WORK INSTRUCTION |
Collect every line below that contains the word "Gaitas".

EXTRACTED INFORMATION |
■ ■ ■ ■

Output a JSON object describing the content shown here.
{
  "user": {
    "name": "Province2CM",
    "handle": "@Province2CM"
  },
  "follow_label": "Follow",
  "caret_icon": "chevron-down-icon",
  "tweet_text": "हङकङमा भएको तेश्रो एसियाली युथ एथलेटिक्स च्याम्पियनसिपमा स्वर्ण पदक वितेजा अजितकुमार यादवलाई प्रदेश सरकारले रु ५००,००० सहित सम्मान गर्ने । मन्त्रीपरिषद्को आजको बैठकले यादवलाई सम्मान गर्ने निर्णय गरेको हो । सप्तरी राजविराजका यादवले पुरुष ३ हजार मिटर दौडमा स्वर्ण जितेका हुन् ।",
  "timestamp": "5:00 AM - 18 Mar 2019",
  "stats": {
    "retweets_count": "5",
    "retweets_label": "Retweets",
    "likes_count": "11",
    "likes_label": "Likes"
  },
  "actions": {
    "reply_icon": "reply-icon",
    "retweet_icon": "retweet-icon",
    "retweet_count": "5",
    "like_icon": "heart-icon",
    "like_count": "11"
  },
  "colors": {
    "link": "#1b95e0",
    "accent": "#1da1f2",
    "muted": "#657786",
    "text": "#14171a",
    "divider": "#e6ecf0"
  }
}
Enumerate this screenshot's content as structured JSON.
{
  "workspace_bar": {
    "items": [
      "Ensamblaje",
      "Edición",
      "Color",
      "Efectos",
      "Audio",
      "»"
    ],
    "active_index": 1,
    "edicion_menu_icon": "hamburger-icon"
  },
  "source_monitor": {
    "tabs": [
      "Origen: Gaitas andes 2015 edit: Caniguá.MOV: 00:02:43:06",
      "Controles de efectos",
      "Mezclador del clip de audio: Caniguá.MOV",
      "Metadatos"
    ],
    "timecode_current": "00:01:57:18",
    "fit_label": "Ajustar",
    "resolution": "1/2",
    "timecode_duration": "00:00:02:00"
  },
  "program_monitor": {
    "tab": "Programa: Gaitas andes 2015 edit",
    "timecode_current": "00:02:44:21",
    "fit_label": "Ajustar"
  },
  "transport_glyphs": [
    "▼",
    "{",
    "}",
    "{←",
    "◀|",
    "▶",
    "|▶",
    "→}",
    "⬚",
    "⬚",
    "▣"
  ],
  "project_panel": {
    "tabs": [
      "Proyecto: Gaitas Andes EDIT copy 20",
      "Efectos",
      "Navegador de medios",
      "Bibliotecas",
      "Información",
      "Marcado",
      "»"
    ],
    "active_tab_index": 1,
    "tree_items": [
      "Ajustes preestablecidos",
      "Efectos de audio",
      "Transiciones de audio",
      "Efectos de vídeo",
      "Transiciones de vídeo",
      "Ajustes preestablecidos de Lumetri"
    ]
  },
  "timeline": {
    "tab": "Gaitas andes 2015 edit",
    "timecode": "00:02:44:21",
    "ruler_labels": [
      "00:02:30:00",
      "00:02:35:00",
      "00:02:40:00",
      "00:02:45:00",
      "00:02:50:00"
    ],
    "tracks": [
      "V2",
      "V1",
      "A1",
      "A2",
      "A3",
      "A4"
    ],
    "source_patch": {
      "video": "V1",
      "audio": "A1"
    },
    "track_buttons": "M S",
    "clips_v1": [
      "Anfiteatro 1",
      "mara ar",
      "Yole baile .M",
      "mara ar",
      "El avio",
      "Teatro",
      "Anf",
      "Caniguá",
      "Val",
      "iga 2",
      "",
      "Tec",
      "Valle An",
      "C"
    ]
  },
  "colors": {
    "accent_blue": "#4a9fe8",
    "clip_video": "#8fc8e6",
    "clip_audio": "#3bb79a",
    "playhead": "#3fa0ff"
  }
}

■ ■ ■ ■

RESPONSE AREA |
      "Origen: Gaitas andes 2015 edit: Caniguá.MOV: 00:02:43:06",
    "tab": "Programa: Gaitas andes 2015 edit",
      "Proyecto: Gaitas Andes EDIT copy 20",
    "tab": "Gaitas andes 2015 edit",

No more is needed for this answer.